Statistical competence demands solid grounding in theory from which statistical methods derive and familiarity with the application of these methods. This exam requires demonstration of the ability to apply statistical methods and communicate results. It consists of two parts: (1) analyzing data and submitting written reports, and (2) answering oral questions on the data analysis.
In the References there are a number of items which present informative case studies and these may be selectively and critically read. Cox and Snell is particularly appropriate, since many of their examples derive from the annual practical exam at Imperial College. The Canadian Journal of Statistics has a section which presents worked out analyses of consulting type problems.
This exam is oriented toward the applied course work of M.S. students. Specifically, the methodology in STAT 502, 504 are assumed. STAT 527, 536, 570-571, while not required for the Exam, provide useful background and experience.
The exam requires a written report on the analysis of a given dataset. A copy of each dataset will be made available to each student. The reports should be prepared for a critical client who is unacquainted with statistical theory, computer technology, and statistical jargon. Each report should be limited to at most 20 pages including appendices and figures and should include most of the following sections (you have some flexibility here; what is suggested is a compromise with the recommendations of Ehrenburg, 1982):
- Abstract: This should consist of a brief statement of the results of your investigation (not the objectives).
- Introduction: This should include a clear statement of the examinee's interpretation of the scientific questions addressed by the data. Background provided with the data may need to be amplified. The goal of the statistical analysis should be clear to all who read the introduction.
- Methodology: Describe precisely the models used, any theory developed to implement these models, the methods used to analyze these data assumptions, and so on. Explain why the methods are appropriate.

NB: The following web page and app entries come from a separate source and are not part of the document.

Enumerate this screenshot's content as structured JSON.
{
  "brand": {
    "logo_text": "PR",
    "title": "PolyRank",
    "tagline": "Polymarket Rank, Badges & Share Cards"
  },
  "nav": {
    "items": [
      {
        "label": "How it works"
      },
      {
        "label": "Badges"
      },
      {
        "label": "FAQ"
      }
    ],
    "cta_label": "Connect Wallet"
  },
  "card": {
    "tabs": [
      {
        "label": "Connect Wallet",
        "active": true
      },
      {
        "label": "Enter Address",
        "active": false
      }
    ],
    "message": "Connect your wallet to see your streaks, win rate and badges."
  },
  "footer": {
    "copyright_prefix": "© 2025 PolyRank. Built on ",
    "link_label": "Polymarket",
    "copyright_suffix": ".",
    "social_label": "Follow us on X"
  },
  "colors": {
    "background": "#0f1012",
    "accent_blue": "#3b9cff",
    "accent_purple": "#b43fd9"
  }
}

- Results: Results of analyses should be presented simply and clearly. Use graphical displays tables and discussion. Undigested computer output is not appropriate here. Reference to labeled points in computer output in the appendix is suitable.
- Discussion: This section should describe the scientific and statistical issues raised by the results described in the preceding sections. Limitations in data, scientific background and statistical expertise should be pointed out. Suggestions for further analysis or other data are appropriate. Summarize (again) your conclusions about the issues of the scientific concern. Back up your assertions with references to your Results, graphs, tables, etc.
- Appendices: There can be one or more appendices.
Criteria used to judge performancewill include the following factors:
- the validity of the analyses and models which underlie them,
- the thoughtfulness and simplicity of the approaches,
- the quality of the written report: the report should be carefully organized and should be clear and accurate,
- the technical execution of the analysis, as evidenced by selection and application of software.
After the report is graded, the examining committee meets each student in an oral wrap-up. This oral questioning provides an opportunity to explore various points in greater depth and to clear up questions such as those relating to choice of models, priorities and analyses not reported. Questioning is not necessarily limited to just those topics covered by the student in the written portion of the exam. The examining committee will provide the student with a written evaluation of the students analysis.
Taking the Exam
Picking up a copy of the exam constitutes "taking the exam." There will be a due date for the written reports and failure to turn in the reports will constitute failure. Errata sheets will be accepted by the committee at the time of the oral exam. Obviously, such errata should be kept to a minimum.
Cochran, W.G. (1983). Planning and Analysis of Observational Studies. New York: Wiley.
Cox, D.R. and Snell, E.J. (1981) Applied Statistics: Principles and Examples. London: Chapman and Hall.
Ehrenburg, A.S.C. (1982). Writing Technical Papers or Reports. The American Statistician, 36, 326-329.
Miller R.C. Jr., Efron B., Brown B.W. Jr. and Moses, L.E. (1980). Biostatistics Casebook. New York: Wiley.